Where the string "Fenbel" occurs in a line of the data below, that line should be copied.

● **Items from an interface collection**:

↓

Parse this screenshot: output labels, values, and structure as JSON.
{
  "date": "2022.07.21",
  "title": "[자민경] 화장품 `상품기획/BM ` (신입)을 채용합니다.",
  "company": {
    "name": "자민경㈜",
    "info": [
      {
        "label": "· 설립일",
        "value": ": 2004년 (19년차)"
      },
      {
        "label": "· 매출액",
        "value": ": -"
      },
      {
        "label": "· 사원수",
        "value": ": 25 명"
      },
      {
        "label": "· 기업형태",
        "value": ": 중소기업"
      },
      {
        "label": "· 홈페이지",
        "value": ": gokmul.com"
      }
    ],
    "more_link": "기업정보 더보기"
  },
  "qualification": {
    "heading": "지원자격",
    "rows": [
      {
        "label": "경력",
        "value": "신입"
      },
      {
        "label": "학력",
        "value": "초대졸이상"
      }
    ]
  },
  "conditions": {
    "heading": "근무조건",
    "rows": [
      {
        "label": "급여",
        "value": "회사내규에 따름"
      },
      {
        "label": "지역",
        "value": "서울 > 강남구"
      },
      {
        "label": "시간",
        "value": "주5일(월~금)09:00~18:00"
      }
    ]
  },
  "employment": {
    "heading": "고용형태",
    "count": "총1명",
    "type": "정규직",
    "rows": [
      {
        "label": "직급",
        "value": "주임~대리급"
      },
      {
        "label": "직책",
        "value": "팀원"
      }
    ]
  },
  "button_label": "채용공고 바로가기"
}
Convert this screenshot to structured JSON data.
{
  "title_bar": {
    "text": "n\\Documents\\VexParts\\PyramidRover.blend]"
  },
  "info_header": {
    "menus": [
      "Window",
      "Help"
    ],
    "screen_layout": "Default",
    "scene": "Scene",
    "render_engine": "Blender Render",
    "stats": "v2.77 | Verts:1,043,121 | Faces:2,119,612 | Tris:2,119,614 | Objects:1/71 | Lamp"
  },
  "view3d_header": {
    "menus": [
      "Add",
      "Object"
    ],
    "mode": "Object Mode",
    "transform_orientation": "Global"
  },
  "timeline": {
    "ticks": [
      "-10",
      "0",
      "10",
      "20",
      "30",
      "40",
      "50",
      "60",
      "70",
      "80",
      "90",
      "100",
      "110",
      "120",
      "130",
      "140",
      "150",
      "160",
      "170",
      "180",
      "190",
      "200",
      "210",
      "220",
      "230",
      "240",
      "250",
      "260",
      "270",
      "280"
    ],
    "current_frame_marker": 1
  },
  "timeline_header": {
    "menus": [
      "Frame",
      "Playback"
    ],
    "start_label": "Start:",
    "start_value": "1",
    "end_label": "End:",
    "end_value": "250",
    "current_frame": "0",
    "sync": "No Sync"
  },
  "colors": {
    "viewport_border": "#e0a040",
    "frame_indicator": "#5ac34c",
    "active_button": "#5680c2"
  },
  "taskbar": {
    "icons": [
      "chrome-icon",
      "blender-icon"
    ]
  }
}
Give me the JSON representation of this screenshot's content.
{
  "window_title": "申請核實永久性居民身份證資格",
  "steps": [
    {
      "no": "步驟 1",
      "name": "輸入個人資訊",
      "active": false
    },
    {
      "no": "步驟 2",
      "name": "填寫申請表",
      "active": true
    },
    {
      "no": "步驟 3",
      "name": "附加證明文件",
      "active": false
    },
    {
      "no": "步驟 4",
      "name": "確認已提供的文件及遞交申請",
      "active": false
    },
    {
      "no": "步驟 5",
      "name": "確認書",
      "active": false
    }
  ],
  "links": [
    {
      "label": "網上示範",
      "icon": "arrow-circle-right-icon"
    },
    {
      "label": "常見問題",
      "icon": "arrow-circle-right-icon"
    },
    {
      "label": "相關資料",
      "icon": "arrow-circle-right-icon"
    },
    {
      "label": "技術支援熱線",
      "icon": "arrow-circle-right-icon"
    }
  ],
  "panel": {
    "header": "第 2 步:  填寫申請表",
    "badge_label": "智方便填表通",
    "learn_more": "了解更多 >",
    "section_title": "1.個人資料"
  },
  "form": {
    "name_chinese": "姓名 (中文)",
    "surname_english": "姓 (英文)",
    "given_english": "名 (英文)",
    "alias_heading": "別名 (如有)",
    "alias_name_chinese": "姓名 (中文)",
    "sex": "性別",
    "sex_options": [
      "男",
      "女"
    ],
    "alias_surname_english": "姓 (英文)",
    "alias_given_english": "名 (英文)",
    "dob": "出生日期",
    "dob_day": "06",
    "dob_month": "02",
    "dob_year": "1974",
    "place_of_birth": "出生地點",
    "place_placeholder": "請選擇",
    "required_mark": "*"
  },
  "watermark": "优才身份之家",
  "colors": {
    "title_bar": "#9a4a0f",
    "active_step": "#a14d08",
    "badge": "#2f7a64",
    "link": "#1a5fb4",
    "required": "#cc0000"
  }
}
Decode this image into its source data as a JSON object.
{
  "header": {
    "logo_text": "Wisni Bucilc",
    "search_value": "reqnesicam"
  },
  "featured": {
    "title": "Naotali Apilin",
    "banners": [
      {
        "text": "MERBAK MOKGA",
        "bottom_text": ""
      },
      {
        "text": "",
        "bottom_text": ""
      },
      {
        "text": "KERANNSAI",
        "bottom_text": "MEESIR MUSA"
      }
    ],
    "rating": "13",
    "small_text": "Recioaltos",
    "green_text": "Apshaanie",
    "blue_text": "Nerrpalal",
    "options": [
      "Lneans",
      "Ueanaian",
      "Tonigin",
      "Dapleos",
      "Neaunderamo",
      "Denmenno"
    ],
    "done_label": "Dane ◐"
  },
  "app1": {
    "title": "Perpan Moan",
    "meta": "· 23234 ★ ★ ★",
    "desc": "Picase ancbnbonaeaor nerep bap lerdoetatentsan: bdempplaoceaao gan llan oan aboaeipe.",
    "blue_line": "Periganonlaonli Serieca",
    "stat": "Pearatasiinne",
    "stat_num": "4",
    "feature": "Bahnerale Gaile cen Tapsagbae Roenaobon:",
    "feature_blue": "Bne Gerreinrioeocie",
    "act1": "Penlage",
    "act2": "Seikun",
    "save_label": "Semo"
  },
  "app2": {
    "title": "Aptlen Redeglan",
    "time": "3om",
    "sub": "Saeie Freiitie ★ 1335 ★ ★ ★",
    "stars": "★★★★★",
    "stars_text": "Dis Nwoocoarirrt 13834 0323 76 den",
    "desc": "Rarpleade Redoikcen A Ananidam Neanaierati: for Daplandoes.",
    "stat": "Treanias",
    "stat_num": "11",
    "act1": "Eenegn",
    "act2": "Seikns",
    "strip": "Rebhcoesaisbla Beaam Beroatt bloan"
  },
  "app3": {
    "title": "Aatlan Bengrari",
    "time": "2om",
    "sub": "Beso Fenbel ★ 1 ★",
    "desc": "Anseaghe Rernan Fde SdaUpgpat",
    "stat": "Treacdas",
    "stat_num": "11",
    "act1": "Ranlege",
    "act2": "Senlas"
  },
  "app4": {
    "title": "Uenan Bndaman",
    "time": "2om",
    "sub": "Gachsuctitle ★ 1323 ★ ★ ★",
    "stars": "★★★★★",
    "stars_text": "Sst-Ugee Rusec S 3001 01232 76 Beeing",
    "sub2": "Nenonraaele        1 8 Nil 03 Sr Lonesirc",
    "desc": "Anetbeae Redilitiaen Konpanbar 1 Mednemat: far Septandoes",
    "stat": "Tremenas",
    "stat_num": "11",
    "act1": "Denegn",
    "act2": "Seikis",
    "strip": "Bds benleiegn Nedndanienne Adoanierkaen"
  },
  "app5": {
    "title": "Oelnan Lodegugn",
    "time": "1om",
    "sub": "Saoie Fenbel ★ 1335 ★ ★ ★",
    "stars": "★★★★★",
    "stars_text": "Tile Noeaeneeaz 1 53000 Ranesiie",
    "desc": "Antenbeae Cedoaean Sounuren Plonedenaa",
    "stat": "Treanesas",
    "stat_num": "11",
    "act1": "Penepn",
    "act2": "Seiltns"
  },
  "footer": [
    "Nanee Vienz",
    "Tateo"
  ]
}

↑

● **Task result**:
    "sub": "Beso Fenbel ★ 1 ★",
    "sub": "Saoie Fenbel ★ 1335 ★ ★ ★",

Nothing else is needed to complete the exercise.